She tells ProPublica:
". . . even with the blurred picture, you could tell it was him. You could hear his speech pattern. I hear my husband say, ‘Does my wife know I’m here?’. . . .I hear them saying his blood pressure is falling. I hear them getting out the paddles and then I hear them saying, ‘OK, are you ready to pronounce him?’ . . . I saw my husband die before my eyes.”
“Such moments — indeed, all of the intimate details of a person's health — are supposed to be shared only with a patient and whoever they designate, under a federal law known as Hipaa [Health Insurance Portability and Accountability Act],” writes Charles Ornstein, the reporter.
Did “NY Med” or New York- Presbyterian break the federal health privacy law? Did they violate state or institutional patient privacy policies? These legal questions are in dispute.
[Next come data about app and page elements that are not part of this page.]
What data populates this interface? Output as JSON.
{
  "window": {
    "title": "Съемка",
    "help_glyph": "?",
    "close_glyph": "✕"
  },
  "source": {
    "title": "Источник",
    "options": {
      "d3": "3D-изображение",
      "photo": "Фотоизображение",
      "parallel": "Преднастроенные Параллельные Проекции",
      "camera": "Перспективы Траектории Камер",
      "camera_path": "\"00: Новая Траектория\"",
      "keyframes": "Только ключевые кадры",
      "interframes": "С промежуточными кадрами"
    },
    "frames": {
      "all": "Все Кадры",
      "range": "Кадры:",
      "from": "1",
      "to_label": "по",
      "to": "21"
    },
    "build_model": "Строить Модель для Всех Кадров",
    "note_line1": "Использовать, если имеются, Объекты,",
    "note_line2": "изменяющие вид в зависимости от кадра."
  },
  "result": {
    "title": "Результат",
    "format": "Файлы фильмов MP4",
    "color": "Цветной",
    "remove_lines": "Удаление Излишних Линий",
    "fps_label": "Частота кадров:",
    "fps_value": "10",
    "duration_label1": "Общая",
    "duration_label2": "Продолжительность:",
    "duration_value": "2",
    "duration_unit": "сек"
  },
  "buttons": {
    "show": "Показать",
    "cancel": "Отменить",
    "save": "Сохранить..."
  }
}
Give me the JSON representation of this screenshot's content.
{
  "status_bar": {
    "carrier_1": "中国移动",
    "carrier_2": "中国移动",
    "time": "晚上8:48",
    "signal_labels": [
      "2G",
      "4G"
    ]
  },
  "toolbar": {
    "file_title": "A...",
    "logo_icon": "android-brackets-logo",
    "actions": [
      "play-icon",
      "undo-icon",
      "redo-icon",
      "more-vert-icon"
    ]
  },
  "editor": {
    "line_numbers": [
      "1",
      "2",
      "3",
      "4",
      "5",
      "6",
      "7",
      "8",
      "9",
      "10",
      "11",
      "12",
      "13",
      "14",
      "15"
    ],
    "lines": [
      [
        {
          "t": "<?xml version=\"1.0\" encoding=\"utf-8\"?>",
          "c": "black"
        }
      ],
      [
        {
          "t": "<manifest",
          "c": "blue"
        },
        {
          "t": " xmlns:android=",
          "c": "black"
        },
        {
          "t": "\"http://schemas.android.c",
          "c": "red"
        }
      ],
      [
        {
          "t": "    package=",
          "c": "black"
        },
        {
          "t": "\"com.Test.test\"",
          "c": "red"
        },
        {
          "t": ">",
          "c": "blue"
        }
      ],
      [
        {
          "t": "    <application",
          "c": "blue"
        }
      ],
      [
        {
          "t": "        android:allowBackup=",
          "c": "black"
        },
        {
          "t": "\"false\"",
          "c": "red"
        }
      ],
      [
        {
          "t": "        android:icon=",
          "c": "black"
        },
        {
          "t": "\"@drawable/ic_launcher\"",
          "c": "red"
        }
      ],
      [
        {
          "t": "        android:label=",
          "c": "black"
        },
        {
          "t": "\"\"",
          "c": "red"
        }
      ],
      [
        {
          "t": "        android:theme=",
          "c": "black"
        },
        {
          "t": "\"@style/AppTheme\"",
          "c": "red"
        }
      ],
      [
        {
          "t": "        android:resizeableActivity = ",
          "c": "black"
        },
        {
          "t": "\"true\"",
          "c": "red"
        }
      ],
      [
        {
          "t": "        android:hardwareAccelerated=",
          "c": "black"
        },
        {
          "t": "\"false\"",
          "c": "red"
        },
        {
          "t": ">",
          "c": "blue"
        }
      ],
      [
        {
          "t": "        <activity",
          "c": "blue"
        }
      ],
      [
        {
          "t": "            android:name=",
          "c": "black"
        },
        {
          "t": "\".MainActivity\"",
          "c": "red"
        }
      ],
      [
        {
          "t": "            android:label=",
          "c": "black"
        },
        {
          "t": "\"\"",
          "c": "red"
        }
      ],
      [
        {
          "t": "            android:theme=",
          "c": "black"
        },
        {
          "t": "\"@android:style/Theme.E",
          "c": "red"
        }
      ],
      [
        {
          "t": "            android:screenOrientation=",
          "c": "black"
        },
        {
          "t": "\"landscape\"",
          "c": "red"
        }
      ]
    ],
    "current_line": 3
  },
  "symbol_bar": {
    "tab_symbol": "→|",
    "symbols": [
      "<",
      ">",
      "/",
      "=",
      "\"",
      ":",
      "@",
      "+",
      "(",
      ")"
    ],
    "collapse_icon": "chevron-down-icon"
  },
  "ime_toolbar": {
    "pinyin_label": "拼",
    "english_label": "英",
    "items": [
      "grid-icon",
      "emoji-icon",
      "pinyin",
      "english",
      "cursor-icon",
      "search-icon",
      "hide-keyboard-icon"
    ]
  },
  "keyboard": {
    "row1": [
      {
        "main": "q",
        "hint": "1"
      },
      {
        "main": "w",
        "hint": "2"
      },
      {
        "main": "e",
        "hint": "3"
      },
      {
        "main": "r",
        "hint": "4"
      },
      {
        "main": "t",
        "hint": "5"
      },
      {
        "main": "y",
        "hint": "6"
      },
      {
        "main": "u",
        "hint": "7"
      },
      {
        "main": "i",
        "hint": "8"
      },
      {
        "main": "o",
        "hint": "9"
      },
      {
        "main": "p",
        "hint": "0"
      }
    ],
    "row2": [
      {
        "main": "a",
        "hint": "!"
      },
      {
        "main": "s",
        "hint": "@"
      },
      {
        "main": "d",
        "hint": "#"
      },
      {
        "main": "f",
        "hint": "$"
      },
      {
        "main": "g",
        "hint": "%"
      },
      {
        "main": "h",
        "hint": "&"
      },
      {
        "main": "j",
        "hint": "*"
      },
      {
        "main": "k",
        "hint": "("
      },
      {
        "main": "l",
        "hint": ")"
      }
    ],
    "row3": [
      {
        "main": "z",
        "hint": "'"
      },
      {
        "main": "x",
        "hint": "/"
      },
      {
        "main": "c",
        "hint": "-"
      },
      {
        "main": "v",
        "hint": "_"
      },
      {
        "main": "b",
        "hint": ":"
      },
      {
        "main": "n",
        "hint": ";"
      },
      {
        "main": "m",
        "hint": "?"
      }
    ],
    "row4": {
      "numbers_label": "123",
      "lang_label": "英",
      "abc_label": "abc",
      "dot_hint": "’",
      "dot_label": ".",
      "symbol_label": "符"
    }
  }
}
The Department of Health and Human Services is considering whether New York-Presbyterian violated Hipaa by disclosing Chanko’s personal health information to the TV film crew. His family lost a lawsuit for damages against the hospital and the TV show, but it has asked for a review.
Even if the TV show’s actions were legal, were they ethical?
The answers are important for health journalists and, in particular, for TV journalists who work, or aspire to work, on hospital documentaries. They are also important for hospital leaders who either have contracts with shows like “NY Med” or are considering them.
Jeffrey Flyer, dean of Harvard Medical School, told the Boston Globe last week that after reading the ProPublica/New York Times article he became concerned about privacy and ethical questions at Harvard-affiliated hospitals where ABC is filming a similar series. But he said that after speaking with the president of Partners HealthCare, the system that includes those hospitals, “he was reassured, and has ‘every expectation,’ that the hospitals have strong privacy and ethics policies in place to protect patients. This [filming] could be done in a way that is entirely beneficial to health education and not violate anybody’s rights.”
Bioethicists aren’t so sure. Among the questions parsed over several days on a bioethics listserv: Was it only wrong not to seek out the man’s wife for consent to film and broadcast his treatment, or was it wrong to have the cameras rolling at all? Did the show violate medical ethics and journalism ethics?
This discussion thread prompted the Journal of Clinical Ethics to post the full text of an article written in 2013 by Terence Wrong and Erica Baumgart, two producers of “NY Med” and “Boston Med”, in which they responded, defensively in places, to ethical criticisms of “Boston Med.” “Patients’ privacy is of course the main bugaboo,” they wrote. They elaborated:
“. . . patients’ right to keep their medical information confidential from the public should be absolute.” To us this means that no patients should ever be identified in a broadcast without having consented to being identified and having he details of their medical treatment exposed. In some instances we will conceal patients’ identify altogether. We do this by making sure that neither face, nor voice, nor tattoos, nor any other identifying aspect of the individual – specific facts such as age, gender, or the circumstances of injury—will compromise patients’ medical privacy.”
The ProPublica/New York Times article makes a strong case that the show’s episode with Mark Chanko fell short of meeting this goal. The article says that Barbara Chanko, Mark’s daughter-in-law, who is a health care ethicist with the U.S. Department of Veterans Affairs, was shocked when she watched the episode. “We protect patient privacy in everything we do,” she says in the article. “I feel very betrayed by that medical staff for what they did.”
She later weighed in on the bioethics listserv: “My family appreciates all the discussion and action that these articles generate.”